# ACTION ITEM:
From the first line to the last, retype the records exactly without their images.

[Dataset rows describing interfaces]
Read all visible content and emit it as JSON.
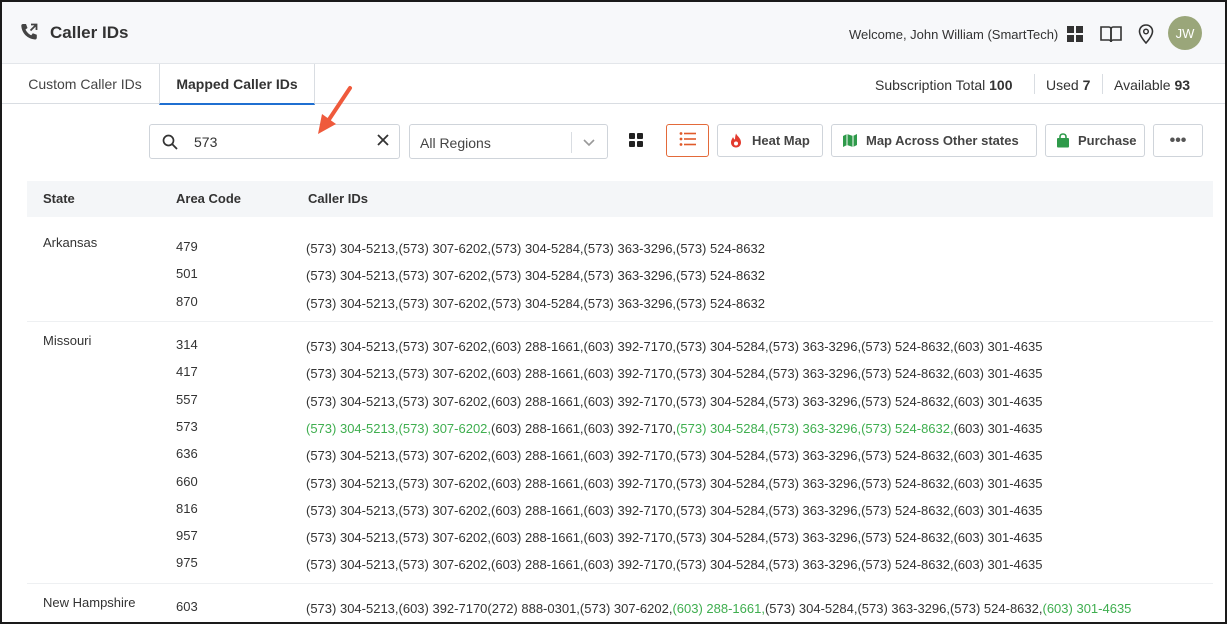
{
  "header": {
    "title": "Caller IDs",
    "app_icon": "phone-forward-icon",
    "welcome_prefix": "Welcome, John William ",
    "welcome_org": "(SmartTech)",
    "icons": [
      "apps-grid-icon",
      "book-icon",
      "location-pin-icon"
    ],
    "avatar_initials": "JW",
    "avatar_color": "#9aa67a"
  },
  "tabs": [
    {
      "label": "Custom Caller IDs",
      "active": false
    },
    {
      "label": "Mapped Caller IDs",
      "active": true
    }
  ],
  "subscription": {
    "total_label": "Subscription Total",
    "total_value": "100",
    "used_label": "Used",
    "used_value": "7",
    "available_label": "Available",
    "available_value": "93"
  },
  "toolbar": {
    "search_value": "573",
    "region_value": "All Regions",
    "heat_map_label": "Heat Map",
    "map_across_label": "Map Across Other states",
    "purchase_label": "Purchase",
    "more_label": "•••",
    "accent_color": "#e05a2a",
    "heat_map_icon": "flame-icon",
    "map_across_icon": "map-icon",
    "purchase_icon": "shopping-bag-icon"
  },
  "table": {
    "headers": [
      "State",
      "Area Code",
      "Caller IDs"
    ],
    "highlight_color": "#3fae4f",
    "groups": [
      {
        "state": "Arkansas",
        "rows": [
          {
            "code": "479",
            "parts": [
              {
                "t": "(573) 304-5213,(573) 307-6202,(573) 304-5284,(573) 363-3296,(573) 524-8632",
                "h": false
              }
            ]
          },
          {
            "code": "501",
            "parts": [
              {
                "t": "(573) 304-5213,(573) 307-6202,(573) 304-5284,(573) 363-3296,(573) 524-8632",
                "h": false
              }
            ]
          },
          {
            "code": "870",
            "parts": [
              {
                "t": "(573) 304-5213,(573) 307-6202,(573) 304-5284,(573) 363-3296,(573) 524-8632",
                "h": false
              }
            ]
          }
        ]
      },
      {
        "state": "Missouri",
        "rows": [
          {
            "code": "314",
            "parts": [
              {
                "t": "(573) 304-5213,(573) 307-6202,(603) 288-1661,(603) 392-7170,(573) 304-5284,(573) 363-3296,(573) 524-8632,(603) 301-4635",
                "h": false
              }
            ]
          },
          {
            "code": "417",
            "parts": [
              {
                "t": "(573) 304-5213,(573) 307-6202,(603) 288-1661,(603) 392-7170,(573) 304-5284,(573) 363-3296,(573) 524-8632,(603) 301-4635",
                "h": false
              }
            ]
          },
          {
            "code": "557",
            "parts": [
              {
                "t": "(573) 304-5213,(573) 307-6202,(603) 288-1661,(603) 392-7170,(573) 304-5284,(573) 363-3296,(573) 524-8632,(603) 301-4635",
                "h": false
              }
            ]
          },
          {
            "code": "573",
            "parts": [
              {
                "t": "(573) 304-5213,(573) 307-6202,",
                "h": true
              },
              {
                "t": "(603) 288-1661,(603) 392-7170,",
                "h": false
              },
              {
                "t": "(573) 304-5284,(573) 363-3296,(573) 524-8632,",
                "h": true
              },
              {
                "t": "(603) 301-4635",
                "h": false
              }
            ]
          },
          {
            "code": "636",
            "parts": [
              {
                "t": "(573) 304-5213,(573) 307-6202,(603) 288-1661,(603) 392-7170,(573) 304-5284,(573) 363-3296,(573) 524-8632,(603) 301-4635",
                "h": false
              }
            ]
          },
          {
            "code": "660",
            "parts": [
              {
                "t": "(573) 304-5213,(573) 307-6202,(603) 288-1661,(603) 392-7170,(573) 304-5284,(573) 363-3296,(573) 524-8632,(603) 301-4635",
                "h": false
              }
            ]
          },
          {
            "code": "816",
            "parts": [
              {
                "t": "(573) 304-5213,(573) 307-6202,(603) 288-1661,(603) 392-7170,(573) 304-5284,(573) 363-3296,(573) 524-8632,(603) 301-4635",
                "h": false
              }
            ]
          },
          {
            "code": "957",
            "parts": [
              {
                "t": "(573) 304-5213,(573) 307-6202,(603) 288-1661,(603) 392-7170,(573) 304-5284,(573) 363-3296,(573) 524-8632,(603) 301-4635",
                "h": false
              }
            ]
          },
          {
            "code": "975",
            "parts": [
              {
                "t": "(573) 304-5213,(573) 307-6202,(603) 288-1661,(603) 392-7170,(573) 304-5284,(573) 363-3296,(573) 524-8632,(603) 301-4635",
                "h": false
              }
            ]
          }
        ]
      },
      {
        "state": "New Hampshire",
        "rows": [
          {
            "code": "603",
            "parts": [
              {
                "t": "(573) 304-5213,(603) 392-7170(272) 888-0301,(573) 307-6202,",
                "h": false
              },
              {
                "t": "(603) 288-1661,",
                "h": true
              },
              {
                "t": "(573) 304-5284,(573) 363-3296,(573) 524-8632,",
                "h": false
              },
              {
                "t": "(603) 301-4635",
                "h": true
              }
            ]
          }
        ]
      }
    ]
  }
}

# RESULT:
Read all visible content and emit it as JSON.
{
  "header": {
    "title": "Caller IDs",
    "app_icon": "phone-forward-icon",
    "welcome_prefix": "Welcome, John William ",
    "welcome_org": "(SmartTech)",
    "icons": [
      "apps-grid-icon",
      "book-icon",
      "location-pin-icon"
    ],
    "avatar_initials": "JW",
    "avatar_color": "#9aa67a"
  },
  "tabs": [
    {
      "label": "Custom Caller IDs",
      "active": false
    },
    {
      "label": "Mapped Caller IDs",
      "active": true
    }
  ],
  "subscription": {
    "total_label": "Subscription Total",
    "total_value": "100",
    "used_label": "Used",
    "used_value": "7",
    "available_label": "Available",
    "available_value": "93"
  },
  "toolbar": {
    "search_value": "573",
    "region_value": "All Regions",
    "heat_map_label": "Heat Map",
    "map_across_label": "Map Across Other states",
    "purchase_label": "Purchase",
    "more_label": "•••",
    "accent_color": "#e05a2a",
    "heat_map_icon": "flame-icon",
    "map_across_icon": "map-icon",
    "purchase_icon": "shopping-bag-icon"
  },
  "table": {
    "headers": [
      "State",
      "Area Code",
      "Caller IDs"
    ],
    "highlight_color": "#3fae4f",
    "groups": [
      {
        "state": "Arkansas",
        "rows": [
          {
            "code": "479",
            "parts": [
              {
                "t": "(573) 304-5213,(573) 307-6202,(573) 304-5284,(573) 363-3296,(573) 524-8632",
                "h": false
              }
            ]
          },
          {
            "code": "501",
            "parts": [
              {
                "t": "(573) 304-5213,(573) 307-6202,(573) 304-5284,(573) 363-3296,(573) 524-8632",
                "h": false
              }
            ]
          },
          {
            "code": "870",
            "parts": [
              {
                "t": "(573) 304-5213,(573) 307-6202,(573) 304-5284,(573) 363-3296,(573) 524-8632",
                "h": false
              }
            ]
          }
        ]
      },
      {
        "state": "Missouri",
        "rows": [
          {
            "code": "314",
            "parts": [
              {
                "t": "(573) 304-5213,(573) 307-6202,(603) 288-1661,(603) 392-7170,(573) 304-5284,(573) 363-3296,(573) 524-8632,(603) 301-4635",
                "h": false
              }
            ]
          },
          {
            "code": "417",
            "parts": [
              {
                "t": "(573) 304-5213,(573) 307-6202,(603) 288-1661,(603) 392-7170,(573) 304-5284,(573) 363-3296,(573) 524-8632,(603) 301-4635",
                "h": false
              }
            ]
          },
          {
            "code": "557",
            "parts": [
              {
                "t": "(573) 304-5213,(573) 307-6202,(603) 288-1661,(603) 392-7170,(573) 304-5284,(573) 363-3296,(573) 524-8632,(603) 301-4635",
                "h": false
              }
            ]
          },
          {
            "code": "573",
            "parts": [
              {
                "t": "(573) 304-5213,(573) 307-6202,",
                "h": true
              },
              {
                "t": "(603) 288-1661,(603) 392-7170,",
                "h": false
              },
              {
                "t": "(573) 304-5284,(573) 363-3296,(573) 524-8632,",
                "h": true
              },
              {
                "t": "(603) 301-4635",
                "h": false
              }
            ]
          },
          {
            "code": "636",
            "parts": [
              {
                "t": "(573) 304-5213,(573) 307-6202,(603) 288-1661,(603) 392-7170,(573) 304-5284,(573) 363-3296,(573) 524-8632,(603) 301-4635",
                "h": false
              }
            ]
          },
          {
            "code": "660",
            "parts": [
              {
                "t": "(573) 304-5213,(573) 307-6202,(603) 288-1661,(603) 392-7170,(573) 304-5284,(573) 363-3296,(573) 524-8632,(603) 301-4635",
                "h": false
              }
            ]
          },
          {
            "code": "816",
            "parts": [
              {
                "t": "(573) 304-5213,(573) 307-6202,(603) 288-1661,(603) 392-7170,(573) 304-5284,(573) 363-3296,(573) 524-8632,(603) 301-4635",
                "h": false
              }
            ]
          },
          {
            "code": "957",
            "parts": [
              {
                "t": "(573) 304-5213,(573) 307-6202,(603) 288-1661,(603) 392-7170,(573) 304-5284,(573) 363-3296,(573) 524-8632,(603) 301-4635",
                "h": false
              }
            ]
          },
          {
            "code": "975",
            "parts": [
              {
                "t": "(573) 304-5213,(573) 307-6202,(603) 288-1661,(603) 392-7170,(573) 304-5284,(573) 363-3296,(573) 524-8632,(603) 301-4635",
                "h": false
              }
            ]
          }
        ]
      },
      {
        "state": "New Hampshire",
        "rows": [
          {
            "code": "603",
            "parts": [
              {
                "t": "(573) 304-5213,(603) 392-7170(272) 888-0301,(573) 307-6202,",
                "h": false
              },
              {
                "t": "(603) 288-1661,",
                "h": true
              },
              {
                "t": "(573) 304-5284,(573) 363-3296,(573) 524-8632,",
                "h": false
              },
              {
                "t": "(603) 301-4635",
                "h": true
              }
            ]
          }
        ]
      }
    ]
  }
}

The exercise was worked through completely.